Our local town was also one of the important wool towns and boasts more than 250 listed buildings. Today it is a pretty market town with several shops, pubs and cafes. Its flint and freestone church, St Mary’s, houses the oldest bell in Suffolk. Just outside the town and close to The Suffolk Escape is an ancient piece of woodland, Wolves Wood, a RSPB reserve perfect for those wishing to head out spotting wildlife, thankfully there are no wolves in the woods!
Owned by the National Trust Sutton Hoo is a group of 6th and 7th century Anglo Saxon burial mounds overlooking the River Deben. It is one of the most amazing and important archaeological discoveries in the country and gives insight into the lives of the Anglo Saxons in ancient Suffolk. The exhibition hall houses a full size replica of a burial chamber of a Warrior King and his most treasured possessions.
Set amongst rolling chalk heathland Newmarket is the historic home to British horseracing, training and thoroughbred breeding. Explore the town’s history at the British Horseracing Museum and visit The National Stud to see the mares and foals out in their paddocks. You can also do tours of some of the racing yards and watch morning training sessions out on the gallops. To complete the experience nothing beats the thrill of a day’s racing at one of the towns two race courses. Throughout the summer months the extremely popular ‘Newmarket Nights’ provide a fantastic evening’s entertainment of horseracing and live music.
Kentwell Hall, Long Melford, CO10 9BA (15 miles, 30mins – click here for route map)
A fantastic moated red brick Tudor mansion, with extensive grounds and a rare breed farm. Immerse yourself in the sights, sounds and smells of everyday Tudor life on one of the famous re-creation weekends which take place throughout the year.
Gainsborough’s House, Sudbury, CO10 2EU, (15 miles, 25mins – click here for route map)

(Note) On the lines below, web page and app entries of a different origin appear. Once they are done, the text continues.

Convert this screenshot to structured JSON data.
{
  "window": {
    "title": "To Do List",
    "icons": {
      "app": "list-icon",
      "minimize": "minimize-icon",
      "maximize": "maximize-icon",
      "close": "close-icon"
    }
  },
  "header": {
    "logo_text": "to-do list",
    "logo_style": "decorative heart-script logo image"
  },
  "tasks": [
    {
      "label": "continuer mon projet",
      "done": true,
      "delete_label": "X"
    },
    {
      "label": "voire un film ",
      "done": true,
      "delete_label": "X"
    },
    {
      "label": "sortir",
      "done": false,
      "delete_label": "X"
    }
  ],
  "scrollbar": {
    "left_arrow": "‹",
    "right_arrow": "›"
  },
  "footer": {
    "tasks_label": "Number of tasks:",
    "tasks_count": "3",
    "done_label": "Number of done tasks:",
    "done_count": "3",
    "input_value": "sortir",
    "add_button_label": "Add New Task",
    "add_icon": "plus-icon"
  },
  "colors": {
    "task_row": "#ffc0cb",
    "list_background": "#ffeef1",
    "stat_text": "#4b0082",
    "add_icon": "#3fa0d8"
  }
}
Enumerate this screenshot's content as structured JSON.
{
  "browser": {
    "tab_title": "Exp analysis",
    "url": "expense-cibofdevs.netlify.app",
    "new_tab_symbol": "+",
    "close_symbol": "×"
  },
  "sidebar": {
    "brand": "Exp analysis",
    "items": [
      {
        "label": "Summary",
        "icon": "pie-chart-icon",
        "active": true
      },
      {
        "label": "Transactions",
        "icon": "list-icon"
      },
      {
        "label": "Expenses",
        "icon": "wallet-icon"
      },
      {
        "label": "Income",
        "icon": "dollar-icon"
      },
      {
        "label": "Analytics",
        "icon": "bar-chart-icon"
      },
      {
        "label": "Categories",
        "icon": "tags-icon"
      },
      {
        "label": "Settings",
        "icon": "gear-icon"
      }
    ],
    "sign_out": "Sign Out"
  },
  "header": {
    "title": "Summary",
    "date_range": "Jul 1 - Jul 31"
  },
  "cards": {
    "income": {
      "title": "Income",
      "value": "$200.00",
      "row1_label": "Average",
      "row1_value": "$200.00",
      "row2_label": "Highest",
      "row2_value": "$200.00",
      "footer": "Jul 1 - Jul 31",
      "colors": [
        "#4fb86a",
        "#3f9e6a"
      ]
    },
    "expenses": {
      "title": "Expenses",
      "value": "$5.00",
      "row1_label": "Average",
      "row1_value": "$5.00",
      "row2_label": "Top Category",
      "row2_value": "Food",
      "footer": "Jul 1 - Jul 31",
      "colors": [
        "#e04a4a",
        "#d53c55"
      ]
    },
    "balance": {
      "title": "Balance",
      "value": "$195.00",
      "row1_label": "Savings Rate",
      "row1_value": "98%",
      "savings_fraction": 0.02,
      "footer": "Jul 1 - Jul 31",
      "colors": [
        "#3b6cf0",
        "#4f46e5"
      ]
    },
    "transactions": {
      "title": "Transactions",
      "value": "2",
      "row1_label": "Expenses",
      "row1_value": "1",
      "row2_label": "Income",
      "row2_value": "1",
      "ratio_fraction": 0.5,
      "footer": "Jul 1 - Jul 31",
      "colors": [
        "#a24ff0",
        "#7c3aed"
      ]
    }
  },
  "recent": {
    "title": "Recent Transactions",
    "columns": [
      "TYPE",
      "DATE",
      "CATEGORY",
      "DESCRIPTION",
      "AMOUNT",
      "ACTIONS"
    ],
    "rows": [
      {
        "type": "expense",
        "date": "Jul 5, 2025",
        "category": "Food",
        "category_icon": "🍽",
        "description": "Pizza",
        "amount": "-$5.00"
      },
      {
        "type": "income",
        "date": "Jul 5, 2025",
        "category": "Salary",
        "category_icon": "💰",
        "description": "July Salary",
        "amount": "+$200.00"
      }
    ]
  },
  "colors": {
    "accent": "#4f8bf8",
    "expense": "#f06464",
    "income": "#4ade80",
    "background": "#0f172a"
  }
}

This museum and gallery in the nearby town of Sudbury is the birthplace of Thomas Gainsborough. It houses the largest collection of Gainsborough’s work on display at any one time in Britain.
This beautiful, historic town has much to attract the visitors including the fantastic Cathedral and Abbey Gardens which are steeped in history dating back to 633. Whilst visiting Bury you could also enjoy a drink in the world’s smallest pub, aptly named ‘The Nutshell’ or see a show at ‘The Theatre Royal’, the only remaining example of a regency playhouse in this country. You could also take a tour round the famous ‘Green King’ brewery.
This bustling little medieval town on the River Deben is home to the last working Tide Mill in the country. Over the years the Tide Mill has been inspiration to many artists and photographers. The Shire Hall, standing in the centre of old Woodbridge, has been the focal point of the town for many years. The Hall houses the Suffolk Horse Museum; a museum dedicated to the oldest breed of heavy working horse in the world, ‘The Suffolk Punch’. Also worth a visit whilst in Woodbridge is Buttrum’s windmill, one of England’s finest tower windmills.
A unique set of granary buildings which house a number of independent shops, a café and pub, as well as a world famous concert hall. The concert hall is operated by Aldeburgh Music, who host a diverse year round programme of music.
Thischarming seaside town was a thriving port and ship building centre in the 16th century and became a seaside resort and fishing village in the 19th century. Today fishermen still pull their boats up the steep shingle beach to sell their morning catch. The bustling high street is lined with attractive Georgian shop fronts and the famous Maggie Hambling scallop sculpture sits at the northern end of the beach. A trip to Aldeburgh is not complete without sampling the wares of the famous Aldeburgh Fish and Chip shop!